Copyright 1998 Reed Business Information, Inc. --This text refers to an out of print or unavailable edition of this title.
Top Customer Reviews
Those who liked Quieter than Sleep will probably enjoy The Northbury Papers as well.
I recommend reading Quieter than Sleep before this book because the characters won't make as much sense without having read that book first. Otherwise, you may find this book to be below average for a literary mystery.
Professor Karen Pelletier has had a long-time interest in the neglected popular women authors in 19th century America. When her friend, Professor Jill Greenberg, gives her a gift of Jane Eyre which had once belonged to popular fiction author Mrs. Serena Northbury, her interest is redirected towards Mrs. Northbury's appealing work. Karen tracks down the seller, Dr. Edith Hart, and is delighted to find that the family home contains other books . . . and even personal papers that belonged to Mrs. Northbury. With Dr.Read more ›

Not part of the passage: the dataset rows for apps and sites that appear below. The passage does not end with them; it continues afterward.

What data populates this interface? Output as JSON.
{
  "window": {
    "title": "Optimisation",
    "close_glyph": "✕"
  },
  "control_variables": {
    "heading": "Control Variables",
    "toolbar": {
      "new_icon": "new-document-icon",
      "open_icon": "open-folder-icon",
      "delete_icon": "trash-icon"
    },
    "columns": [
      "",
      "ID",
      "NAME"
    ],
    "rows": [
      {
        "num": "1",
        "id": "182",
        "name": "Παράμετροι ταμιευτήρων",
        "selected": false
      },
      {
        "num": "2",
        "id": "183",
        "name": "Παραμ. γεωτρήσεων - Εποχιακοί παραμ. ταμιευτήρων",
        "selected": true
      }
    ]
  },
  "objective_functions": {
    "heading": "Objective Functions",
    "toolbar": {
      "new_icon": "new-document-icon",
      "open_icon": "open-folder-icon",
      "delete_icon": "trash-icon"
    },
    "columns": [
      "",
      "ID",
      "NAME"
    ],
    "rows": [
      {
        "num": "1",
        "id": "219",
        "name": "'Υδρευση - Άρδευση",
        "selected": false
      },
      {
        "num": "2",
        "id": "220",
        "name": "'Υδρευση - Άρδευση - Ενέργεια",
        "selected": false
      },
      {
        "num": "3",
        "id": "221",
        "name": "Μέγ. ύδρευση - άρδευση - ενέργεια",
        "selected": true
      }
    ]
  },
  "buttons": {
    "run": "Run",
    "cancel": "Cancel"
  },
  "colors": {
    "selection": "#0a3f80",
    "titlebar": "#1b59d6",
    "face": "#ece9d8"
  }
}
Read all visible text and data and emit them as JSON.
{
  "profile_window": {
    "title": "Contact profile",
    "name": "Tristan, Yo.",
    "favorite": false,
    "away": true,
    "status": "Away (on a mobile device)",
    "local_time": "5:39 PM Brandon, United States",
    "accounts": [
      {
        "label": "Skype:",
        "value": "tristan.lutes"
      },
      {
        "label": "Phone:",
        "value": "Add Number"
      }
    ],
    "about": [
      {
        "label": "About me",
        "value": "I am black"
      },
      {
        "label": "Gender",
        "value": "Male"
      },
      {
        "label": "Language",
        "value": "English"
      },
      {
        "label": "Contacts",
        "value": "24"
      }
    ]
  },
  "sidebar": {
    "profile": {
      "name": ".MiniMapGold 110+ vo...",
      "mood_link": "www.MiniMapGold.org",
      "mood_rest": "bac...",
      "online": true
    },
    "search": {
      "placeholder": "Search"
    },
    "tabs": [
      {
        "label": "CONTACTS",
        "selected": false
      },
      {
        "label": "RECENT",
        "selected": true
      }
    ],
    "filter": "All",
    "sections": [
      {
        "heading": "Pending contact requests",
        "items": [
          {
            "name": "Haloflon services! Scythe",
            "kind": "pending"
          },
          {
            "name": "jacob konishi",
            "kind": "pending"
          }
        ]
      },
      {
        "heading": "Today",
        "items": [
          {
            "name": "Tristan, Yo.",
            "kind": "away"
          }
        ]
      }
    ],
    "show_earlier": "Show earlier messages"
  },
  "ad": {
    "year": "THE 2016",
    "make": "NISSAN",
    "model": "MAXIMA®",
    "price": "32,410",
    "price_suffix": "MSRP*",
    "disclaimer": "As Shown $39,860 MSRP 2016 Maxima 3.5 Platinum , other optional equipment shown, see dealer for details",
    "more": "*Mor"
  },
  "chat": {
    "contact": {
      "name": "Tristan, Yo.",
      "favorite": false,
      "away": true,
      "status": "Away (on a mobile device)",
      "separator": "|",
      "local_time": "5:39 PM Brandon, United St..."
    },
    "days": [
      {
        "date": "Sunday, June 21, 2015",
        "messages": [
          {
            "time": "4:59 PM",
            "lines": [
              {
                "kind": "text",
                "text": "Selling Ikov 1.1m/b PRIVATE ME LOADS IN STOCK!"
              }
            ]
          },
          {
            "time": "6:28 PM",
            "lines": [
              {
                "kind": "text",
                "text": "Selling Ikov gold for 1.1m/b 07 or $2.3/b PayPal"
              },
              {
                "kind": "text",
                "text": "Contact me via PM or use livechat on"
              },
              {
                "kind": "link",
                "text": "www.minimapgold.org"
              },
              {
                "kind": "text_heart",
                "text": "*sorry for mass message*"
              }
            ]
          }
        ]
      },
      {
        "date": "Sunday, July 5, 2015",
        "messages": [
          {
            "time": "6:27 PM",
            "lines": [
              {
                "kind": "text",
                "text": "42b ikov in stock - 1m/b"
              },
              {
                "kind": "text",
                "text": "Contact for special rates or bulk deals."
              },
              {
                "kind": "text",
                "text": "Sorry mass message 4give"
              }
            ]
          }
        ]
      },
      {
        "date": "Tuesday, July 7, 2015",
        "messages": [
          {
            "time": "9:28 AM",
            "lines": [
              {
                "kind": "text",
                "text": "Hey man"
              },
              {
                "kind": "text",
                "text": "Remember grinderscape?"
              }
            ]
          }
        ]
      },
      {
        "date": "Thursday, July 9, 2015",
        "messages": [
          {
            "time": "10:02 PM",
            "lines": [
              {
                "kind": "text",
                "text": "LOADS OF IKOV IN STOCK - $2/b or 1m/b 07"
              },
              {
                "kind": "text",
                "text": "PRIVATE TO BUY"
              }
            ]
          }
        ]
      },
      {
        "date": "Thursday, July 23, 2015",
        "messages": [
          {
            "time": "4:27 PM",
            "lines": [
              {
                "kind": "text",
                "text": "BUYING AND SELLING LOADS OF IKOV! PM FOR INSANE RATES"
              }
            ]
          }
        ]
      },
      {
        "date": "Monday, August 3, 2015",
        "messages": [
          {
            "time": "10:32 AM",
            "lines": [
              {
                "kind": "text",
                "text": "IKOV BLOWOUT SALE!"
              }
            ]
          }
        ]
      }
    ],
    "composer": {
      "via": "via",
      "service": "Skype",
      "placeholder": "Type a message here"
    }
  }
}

This was a very quick moving novel. I liked the characters, for the most part, they were real people, not dry academics, like many of this genre. Karen is not your typical English professor. The author is very good at intertwining the various plots. Very good mystery.
To make tenure even more tenuous, Karen is fascinated by the works of nineteenth century writer Serena Northbury, who all her colleagues agree wrote trash. She plans to write a biography on the woman in spite of the objections of the people in her department. During her research, Karen finds an unpublished manuscript in the possession of a descendent of Northbury. However, instead of academia triumph, a murder occurs. Karen realizes that she has more to worry about than just the potential demise of her career as someone wants her out of the way too.
The second Professor Pelletier academic mystery is a brilliant entry that will elate the audience. The characters are sharp and in many ways a satirical look at the ole boys network. The who-done-it is interesting and puzzling enough to charm readers. However, what really makes THE NORTHBURY PAPERS grade out as an A+ is Karen's relationships with various and sundry, including the long-deceased author she is studying. Anyone who enjoys a fun mystery, but especially with a college backdrop, should read Joanne Dobson' latest novel and its predecessor, QUIETER THAN SLEEP, because the author has a 4.0 index while majoring in entertaining, well-written literature.
Most recent customer reviews
The Northbury Papers is a good old fashioned mystery. It will not cause your heart to beat faster, but is quite a nice read. Read morePublished on Jan. 20 2000 by EZimme6229@aol.com
Read it through in one sitting--very diverting with interesting characters and you even feel as if you're learning about American literature and academia along the way. Read morePublished on Aug. 30 1999